Design Center Use powerful WEBENCH design tools to create custom circuits. These easy-introductory logic student pdf-use tools deliver customized power, lighting, filtering, clocking and sensing designs in seconds. All designs include a schematic, test data and design files. TI is a global semiconductor design and manufacturing company.
Find out how easy it is to get started. Discover our wide selection of textbook content and advanced teaching tools. View a sample course, read testimonials or sign up for a free instructor account today. Choose from more than 900 textbooks from leading academic publishing partners along with additional resources, tools, and content. Subscribe to our Newsletter Get the latest tips, news, and developments. Thank you for subscribing to Six Minutes. 2300 years ago, Aristotle wrote down the secret to being a persuasive speaker, the secret which forms the basis for nearly every public speaking book written since then.
If you don’t, you might be wondering what a 2300-year-old theory has to do with public speaking in the year 2010. What are Ethos, Pathos, and Logos? So, what are ethos, pathos, and logos? Together, they are the three persuasive appeals. In other words, these are the three essential qualities that your speech or presentation must have before your audience will accept your message. Written in the 4th century B. Greek philosopher Aristotle compiled his thoughts on the art of rhetoric into On Rhetoric, including his theory on the three persuasive appeals.
Many teachers of communication, speech, and rhetoric consider Aristotle’s On Rhetoric to be a seminal work in the field. In The Classic Review, Sally van Noorden points to George Kennedy’s modern translation as the standard reference text for studying On Rhetoric. Does the audience believe you are of good character? Does the audience believe you are generally trustworthy? Does the audience believe you are an authority on this speech topic?
Keep in mind that it isn’t enough for you to know that you are a credible source. This isn’t about your confidence, experience, or expertise. Ethos is your level of credibility as perceived by your audience. We will define ethos in greater detail, and we will study examples of how to establish and build ethos. Do your visuals evoke feelings of compassion? Does your characterization of the competition evoke feelings of hate? Emotional connection can be created in many ways by a speaker, perhaps most notably by stories.
The goal of a story, anecdote, analogy, simile, and metaphor is often to link an aspect of our primary message with a triggered emotional response from the audience. We will study pathos in greater detail, and look at how to build pathos by tapping into different audience emotions. Is your message based on facts, statistics, and evidence? Will your call-to-action lead to the desired outcome that you promise? We will see why logos is critical to your success, and examine ways to construct a logical, reasoned argument.

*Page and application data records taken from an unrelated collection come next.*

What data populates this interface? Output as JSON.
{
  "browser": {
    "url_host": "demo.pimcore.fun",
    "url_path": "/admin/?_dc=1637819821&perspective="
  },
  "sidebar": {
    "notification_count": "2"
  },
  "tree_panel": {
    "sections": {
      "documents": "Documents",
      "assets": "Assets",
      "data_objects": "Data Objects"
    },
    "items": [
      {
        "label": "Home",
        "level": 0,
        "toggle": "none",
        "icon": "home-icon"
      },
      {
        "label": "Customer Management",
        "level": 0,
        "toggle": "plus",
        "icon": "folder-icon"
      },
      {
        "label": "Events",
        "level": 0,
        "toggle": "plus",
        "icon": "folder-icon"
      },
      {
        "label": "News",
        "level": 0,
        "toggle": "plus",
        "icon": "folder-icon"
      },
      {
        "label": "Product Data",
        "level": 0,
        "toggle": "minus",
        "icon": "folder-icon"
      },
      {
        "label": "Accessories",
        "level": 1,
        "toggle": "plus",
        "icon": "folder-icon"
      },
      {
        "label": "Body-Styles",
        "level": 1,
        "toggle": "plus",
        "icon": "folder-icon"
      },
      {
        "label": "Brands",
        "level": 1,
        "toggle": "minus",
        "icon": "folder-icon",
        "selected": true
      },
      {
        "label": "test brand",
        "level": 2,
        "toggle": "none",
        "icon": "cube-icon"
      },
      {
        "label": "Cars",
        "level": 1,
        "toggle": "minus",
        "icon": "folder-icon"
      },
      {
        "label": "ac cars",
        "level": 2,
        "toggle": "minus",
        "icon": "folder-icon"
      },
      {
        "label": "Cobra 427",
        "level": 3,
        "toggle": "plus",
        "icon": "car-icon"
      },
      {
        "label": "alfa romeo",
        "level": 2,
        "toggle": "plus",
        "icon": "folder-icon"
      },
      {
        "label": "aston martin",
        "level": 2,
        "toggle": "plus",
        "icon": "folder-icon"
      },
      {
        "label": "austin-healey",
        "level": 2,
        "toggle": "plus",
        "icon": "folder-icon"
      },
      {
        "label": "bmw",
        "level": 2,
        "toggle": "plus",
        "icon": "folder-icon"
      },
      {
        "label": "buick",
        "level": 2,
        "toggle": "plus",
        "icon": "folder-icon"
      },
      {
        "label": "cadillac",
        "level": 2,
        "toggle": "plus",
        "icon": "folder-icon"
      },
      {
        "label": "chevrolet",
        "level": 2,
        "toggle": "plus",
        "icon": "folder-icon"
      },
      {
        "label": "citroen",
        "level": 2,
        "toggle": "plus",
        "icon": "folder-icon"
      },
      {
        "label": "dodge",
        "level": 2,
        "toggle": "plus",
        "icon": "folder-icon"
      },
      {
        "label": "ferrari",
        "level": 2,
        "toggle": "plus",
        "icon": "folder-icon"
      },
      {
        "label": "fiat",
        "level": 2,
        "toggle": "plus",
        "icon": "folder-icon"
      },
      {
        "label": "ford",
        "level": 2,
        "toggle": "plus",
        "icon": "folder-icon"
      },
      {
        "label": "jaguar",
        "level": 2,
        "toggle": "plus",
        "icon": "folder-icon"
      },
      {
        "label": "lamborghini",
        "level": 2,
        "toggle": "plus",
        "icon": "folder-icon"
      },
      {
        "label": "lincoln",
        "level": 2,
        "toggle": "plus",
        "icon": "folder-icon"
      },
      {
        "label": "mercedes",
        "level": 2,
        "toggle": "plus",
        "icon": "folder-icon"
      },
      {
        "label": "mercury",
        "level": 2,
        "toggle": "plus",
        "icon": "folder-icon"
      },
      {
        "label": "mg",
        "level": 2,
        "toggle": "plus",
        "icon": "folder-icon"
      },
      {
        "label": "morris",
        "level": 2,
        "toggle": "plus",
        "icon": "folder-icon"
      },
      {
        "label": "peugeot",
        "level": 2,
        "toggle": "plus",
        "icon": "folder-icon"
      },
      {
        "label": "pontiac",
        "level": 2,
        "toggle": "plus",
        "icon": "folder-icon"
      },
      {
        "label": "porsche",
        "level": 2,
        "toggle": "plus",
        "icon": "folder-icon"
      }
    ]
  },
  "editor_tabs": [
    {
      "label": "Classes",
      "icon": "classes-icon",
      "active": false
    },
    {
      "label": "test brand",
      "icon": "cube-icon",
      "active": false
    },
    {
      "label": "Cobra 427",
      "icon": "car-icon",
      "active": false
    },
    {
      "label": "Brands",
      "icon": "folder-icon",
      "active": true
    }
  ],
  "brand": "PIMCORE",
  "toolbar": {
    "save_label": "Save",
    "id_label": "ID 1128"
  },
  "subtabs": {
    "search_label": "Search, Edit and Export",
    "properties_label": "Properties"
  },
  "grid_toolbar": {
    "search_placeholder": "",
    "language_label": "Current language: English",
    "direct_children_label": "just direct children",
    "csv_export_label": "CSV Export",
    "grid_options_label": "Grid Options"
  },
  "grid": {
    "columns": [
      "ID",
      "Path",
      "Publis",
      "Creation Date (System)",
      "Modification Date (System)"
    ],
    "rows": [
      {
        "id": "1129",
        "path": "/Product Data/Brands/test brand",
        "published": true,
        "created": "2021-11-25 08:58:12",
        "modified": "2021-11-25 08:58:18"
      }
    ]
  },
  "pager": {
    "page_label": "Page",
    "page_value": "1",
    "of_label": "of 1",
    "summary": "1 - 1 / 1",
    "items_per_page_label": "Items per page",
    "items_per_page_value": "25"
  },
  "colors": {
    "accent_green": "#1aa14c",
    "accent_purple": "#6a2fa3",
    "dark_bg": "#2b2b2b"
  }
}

Suppose two speakers give speeches about a new corporate restructuring strategy. The first speaker — a grade nine student — gives a flawless speech pitching strategy A which is both logically sound and stirs emotions. The second speaker — a Fortune 500 CEO — gives a boring speech pitching strategy B. Some suggest that pathos is the most critical of the three. Aristotle believed that logos should be the most important of the three persuasive appeals. As a philosopher and a master of logical reasoning, he believed that logos should be the only required persuasive appeal.
That is, if you demonstrated logos, you should not need either ethos or pathos. However, Aristotle stated that logos alone is not sufficient. Not only is it not sufficient on its own, but it is no more important than either of the two other pillars. He argued that all three persuasive appeals are necessary. In the next article of this series, we examine ethos in greater detail.
This is one of many public speaking articles featured on Six Minutes. Subscribe to Six Minutes for free to receive future articles. Andrew Dlugan is the editor and founder of Six Minutes. He is an award-winning public speaker and speech evaluator. What is Logos and Why is it Critical for Speakers?
A sales presentation may use pathos as its main strength — but obviously wasn’t enthused enough to recommend it in TYL. Your audience cannot connect on an emotional level — we were required to analyze an article and point out where and how the author uses all of the different appeals. I use a website called Present. With mathematical topics that might be missing from an introductory Logic course like More Precisley by Steinhart, entering the work force and business world has proven how important that lesson was. Do you think it would be suitable for learning more about sequent calculi in general — i don’t have any experience with logic. The contents do not necessarily represent the policy of the US Department of Education, thank you so much, but the book can gain a new lease of life.